"We have sold millions of CDs, and we have always tried to retain reasonable prices. Now - for a temporary period - we'll bring down the prices even more and offer our customers the chance to buy cheaper records which they don't yet have in their collections. This goes for CDs which are still selling well, but also for those which were popular years ago and due to small space in shops are not properly visible now, so people don't buy them too often. Our shops will now receive new supplies, and we hope that our customers will make full use of this chance."

Mrs Gondova told me that Supraphon has branches in many countries in Europe and overseas, so those of you who are interested in Czech-made records, will find more information on Supraphon's web-site, www.supraphon.cz, where you can also choose records you'd like to buy.


Last week, an international marathon of readings from Czech and Slovak literature was underway at Czech centres abroad.

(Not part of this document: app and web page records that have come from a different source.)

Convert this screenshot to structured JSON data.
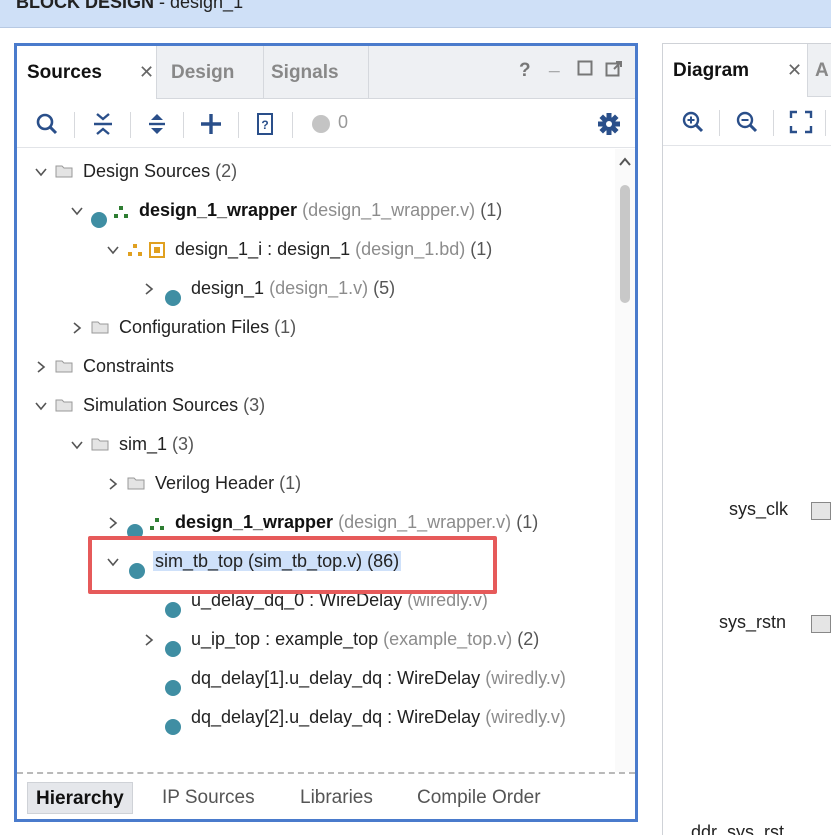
{
  "window": {
    "title_bold": "BLOCK DESIGN",
    "title_rest": " - design_1"
  },
  "sources_panel": {
    "tabs": [
      {
        "label": "Sources"
      },
      {
        "label": "Design"
      },
      {
        "label": "Signals"
      }
    ],
    "window_controls": {
      "help": "?",
      "minimize": "_"
    },
    "toolbar": {
      "warning_count": "0"
    },
    "tree": [
      {
        "label": "Design Sources",
        "count": "(2)"
      },
      {
        "label": "design_1_wrapper",
        "file": "(design_1_wrapper.v)",
        "count": "(1)"
      },
      {
        "label": "design_1_i : design_1",
        "file": "(design_1.bd)",
        "count": "(1)"
      },
      {
        "label": "design_1",
        "file": "(design_1.v)",
        "count": "(5)"
      },
      {
        "label": "Configuration Files",
        "count": "(1)"
      },
      {
        "label": "Constraints"
      },
      {
        "label": "Simulation Sources",
        "count": "(3)"
      },
      {
        "label": "sim_1",
        "count": "(3)"
      },
      {
        "label": "Verilog Header",
        "count": "(1)"
      },
      {
        "label": "design_1_wrapper",
        "file": "(design_1_wrapper.v)",
        "count": "(1)"
      },
      {
        "label": "sim_tb_top (sim_tb_top.v) (86)"
      },
      {
        "label": "u_delay_dq_0 : WireDelay",
        "file": "(wiredly.v)"
      },
      {
        "label": "u_ip_top : example_top",
        "file": "(example_top.v)",
        "count": "(2)"
      },
      {
        "label": "dq_delay[1].u_delay_dq : WireDelay",
        "file": "(wiredly.v)"
      },
      {
        "label": "dq_delay[2].u_delay_dq : WireDelay",
        "file": "(wiredly.v)"
      }
    ],
    "bottom_tabs": [
      {
        "label": "Hierarchy"
      },
      {
        "label": "IP Sources"
      },
      {
        "label": "Libraries"
      },
      {
        "label": "Compile Order"
      }
    ]
  },
  "diagram_panel": {
    "tab_label": "Diagram",
    "next_tab_label": "A",
    "ports": [
      {
        "label": "sys_clk"
      },
      {
        "label": "sys_rstn"
      },
      {
        "label": "ddr_sys_rst"
      }
    ]
  },
  "colors": {
    "accent": "#4a7bcc",
    "highlight": "#cfe1fa",
    "annotation": "#e65a5a",
    "source_dot": "#3f8ea3"
  }
}
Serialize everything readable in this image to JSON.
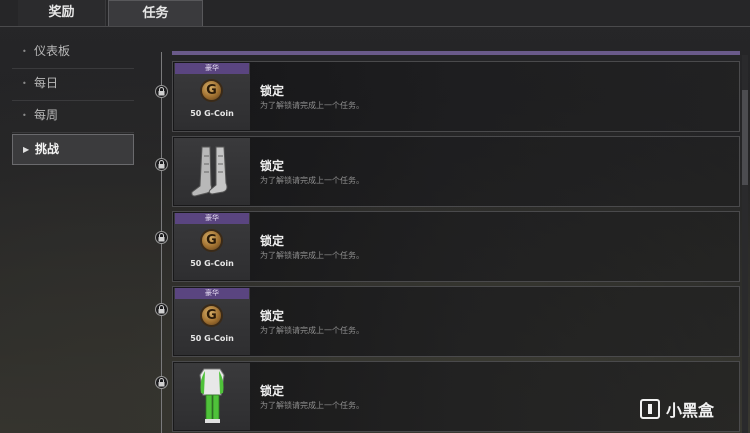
{
  "tabs": {
    "reward": "奖励",
    "task": "任务"
  },
  "nav": {
    "items": [
      {
        "label": "仪表板",
        "active": false
      },
      {
        "label": "每日",
        "active": false
      },
      {
        "label": "每周",
        "active": false
      },
      {
        "label": "挑战",
        "active": true
      }
    ]
  },
  "missions": [
    {
      "badge": "豪华",
      "reward_type": "coin",
      "coin_glyph": "G",
      "reward_label": "50 G-Coin",
      "title": "锁定",
      "desc": "为了解锁请完成上一个任务。"
    },
    {
      "badge": "",
      "reward_type": "boots",
      "reward_label": "",
      "title": "锁定",
      "desc": "为了解锁请完成上一个任务。"
    },
    {
      "badge": "豪华",
      "reward_type": "coin",
      "coin_glyph": "G",
      "reward_label": "50 G-Coin",
      "title": "锁定",
      "desc": "为了解锁请完成上一个任务。"
    },
    {
      "badge": "豪华",
      "reward_type": "coin",
      "coin_glyph": "G",
      "reward_label": "50 G-Coin",
      "title": "锁定",
      "desc": "为了解锁请完成上一个任务。"
    },
    {
      "badge": "",
      "reward_type": "outfit",
      "reward_label": "",
      "title": "锁定",
      "desc": "为了解锁请完成上一个任务。"
    }
  ],
  "watermark": {
    "text": "小黑盒"
  },
  "colors": {
    "badge": "#5a4580",
    "accent_bar": "#6a5a8a",
    "outfit_green": "#4fc23a"
  }
}
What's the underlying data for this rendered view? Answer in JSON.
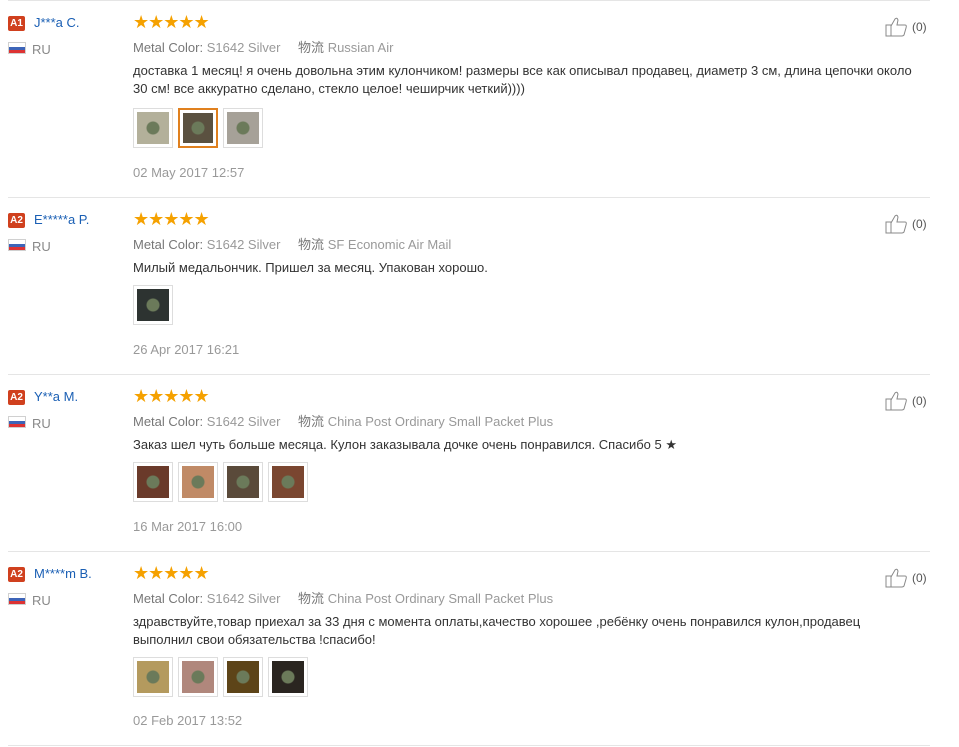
{
  "reviews": [
    {
      "level": "A1",
      "user": "J***a C.",
      "country": "RU",
      "stars": "★★★★★",
      "metal_label": "Metal Color:",
      "metal_value": "S1642 Silver",
      "ship_label": "物流",
      "ship_value": "Russian Air",
      "text": "доставка 1 месяц! я очень довольна этим кулончиком! размеры все как описывал продавец, диаметр 3 см, длина цепочки около 30 см! все аккуратно сделано, стекло целое! чеширчик четкий))))",
      "photo_colors": [
        "#b3b09a",
        "#5b5140",
        "#a6a198"
      ],
      "active_photo": 1,
      "date": "02 May 2017 12:57",
      "likes": "(0)"
    },
    {
      "level": "A2",
      "user": "E*****a P.",
      "country": "RU",
      "stars": "★★★★★",
      "metal_label": "Metal Color:",
      "metal_value": "S1642 Silver",
      "ship_label": "物流",
      "ship_value": "SF Economic Air Mail",
      "text": "Милый медальончик. Пришел за месяц. Упакован хорошо.",
      "photo_colors": [
        "#2d3331"
      ],
      "active_photo": -1,
      "date": "26 Apr 2017 16:21",
      "likes": "(0)"
    },
    {
      "level": "A2",
      "user": "Y**a M.",
      "country": "RU",
      "stars": "★★★★★",
      "metal_label": "Metal Color:",
      "metal_value": "S1642 Silver",
      "ship_label": "物流",
      "ship_value": "China Post Ordinary Small Packet Plus",
      "text": "Заказ шел чуть больше месяца. Кулон заказывала дочке очень понравился. Спасибо 5 ★",
      "photo_colors": [
        "#6a3a2a",
        "#c08a66",
        "#5a4a3a",
        "#7a4630"
      ],
      "active_photo": -1,
      "date": "16 Mar 2017 16:00",
      "likes": "(0)"
    },
    {
      "level": "A2",
      "user": "M****m B.",
      "country": "RU",
      "stars": "★★★★★",
      "metal_label": "Metal Color:",
      "metal_value": "S1642 Silver",
      "ship_label": "物流",
      "ship_value": "China Post Ordinary Small Packet Plus",
      "text": "здравствуйте,товар приехал за 33 дня с момента оплаты,качество хорошее ,ребёнку очень понравился кулон,продавец выполнил свои обязательства !спасибо!",
      "photo_colors": [
        "#b49a5e",
        "#b0877c",
        "#5d4418",
        "#2a2520"
      ],
      "active_photo": -1,
      "date": "02 Feb 2017 13:52",
      "likes": "(0)"
    }
  ]
}
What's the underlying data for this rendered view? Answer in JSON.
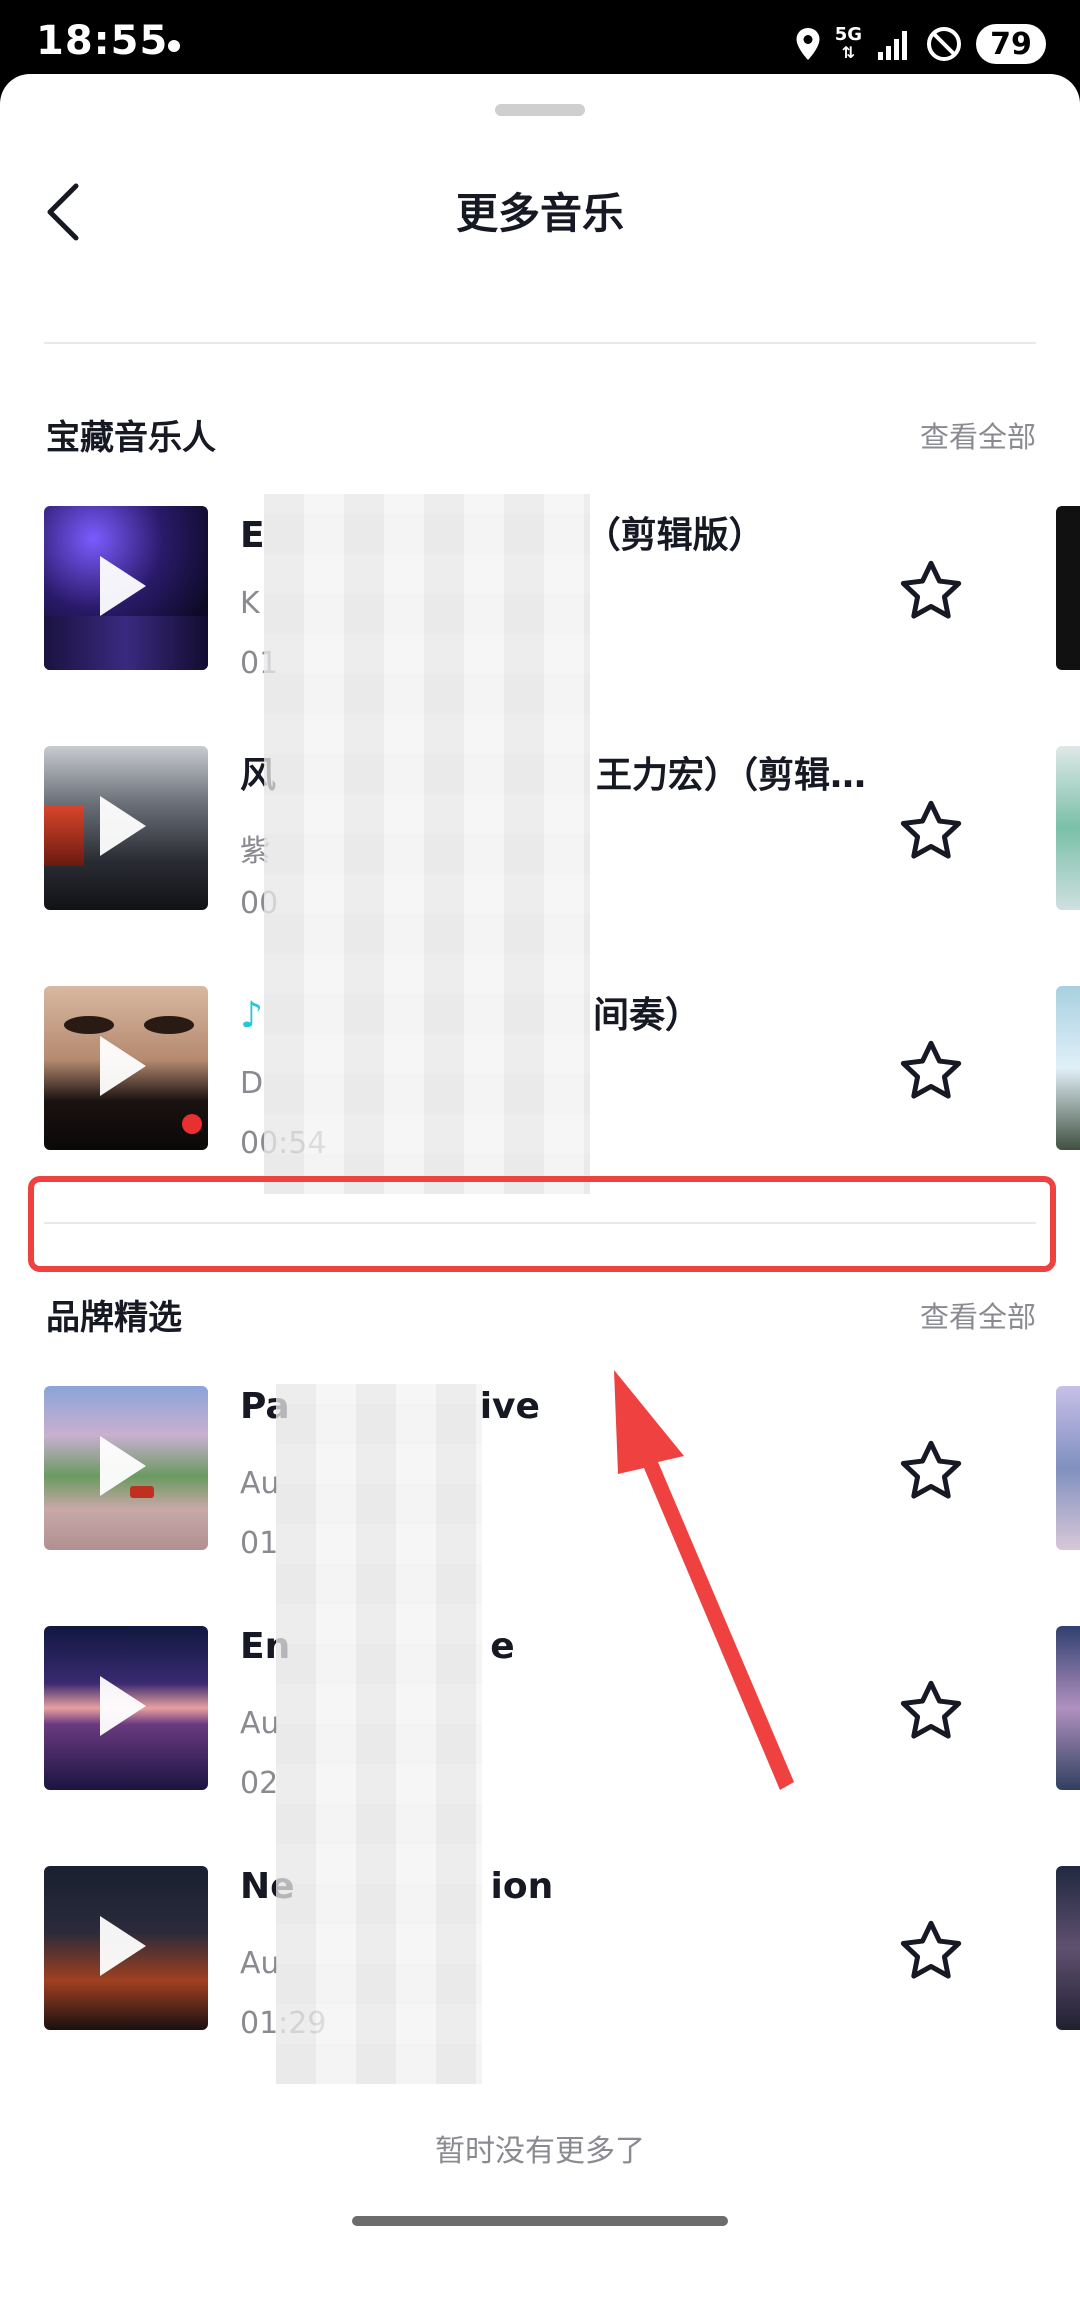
{
  "status_bar": {
    "time": "18:55",
    "network": "5G",
    "battery": "79"
  },
  "header": {
    "title": "更多音乐"
  },
  "sections": [
    {
      "title": "宝藏音乐人",
      "view_all": "查看全部",
      "tracks": [
        {
          "name": "E",
          "name_suffix": "（剪辑版）",
          "artist": "K",
          "duration": "01"
        },
        {
          "name": "风",
          "name_suffix": "王力宏）（剪辑…",
          "artist": "紫",
          "duration": "00"
        },
        {
          "name": "",
          "name_suffix": "间奏）",
          "artist": "D",
          "duration": "00:54"
        }
      ]
    },
    {
      "title": "品牌精选",
      "view_all": "查看全部",
      "tracks": [
        {
          "name": "Pa",
          "name_suffix": "ive",
          "artist": "Au",
          "duration": "01"
        },
        {
          "name": "En",
          "name_suffix": "e",
          "artist": "Au",
          "duration": "02"
        },
        {
          "name": "Ne",
          "name_suffix": "ion",
          "artist": "Au",
          "duration": "01:29"
        }
      ]
    }
  ],
  "footer": {
    "no_more": "暂时没有更多了"
  },
  "colors": {
    "highlight": "#f04141",
    "secondary_text": "#8a8b91",
    "primary_text": "#161823"
  }
}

For over 200 hours - that is more than 8 days - the reading continued in a kind of global relay race, at 17 Czech Centres in different cities around the world.

The marathon was held for the 5th time, but in previous years it mostly focussed on one author only - the first year it was the American beatnik poet Lawrence Ferlinghetti, then Russian writer Alexander Solzhenitsyn, who was banned during the Communist era, and Czech exile writer Josef Skvorecky, who established the 68 Publishers publishing house in Toronto. Now readers could choose whichever book they wanted, thus making the non-stop reading the biggest presentation of Czech and Slovak literature in the world. It involved some 800 readers. In foreign cities - which included London, New York, Moscow, Berlin, Paris and Brussels - the excerpts were read in the language of the respective country. Dr. Milan Sedlacek explained to me when the Administration of Czech Centres became involved in the event: Before the event was kicked off, I spoke to Karel Srp, from the Czech Jazz Section music and literature group, whose brainchild the non-stop reading was: Among the readers were names well known to the Czech public, including a number of famous actors. But political figures were also involved, such as Foreign Minister Jan Kavan, Environment Minister Milos Kuzvart and Labour and Social Affairs Minister Vladimir Spidla. One of the readers in the Czech cultural centre in Paris was the famous French actress Annie Girardot.

According to Mr Srp, the main purpose of this non-commercial literary event is to promote knowledge of Czech and Slovak literature abroad. But he says it has also been designed to strengthen unity among Czech and Slovak expatriates living abroad and to entertain those people taking Czech and Slovak studies. For instance in Bulgaria, there are so many such people and their interest in the readings was so big that they had to make the 15 minute blocks reserved for each reader shorter, so that more people could read from their favourite Czech books. I went to the Jazz Section room to listen to some of the readers last Saturday and spoke with one of them, a young girl from Prague: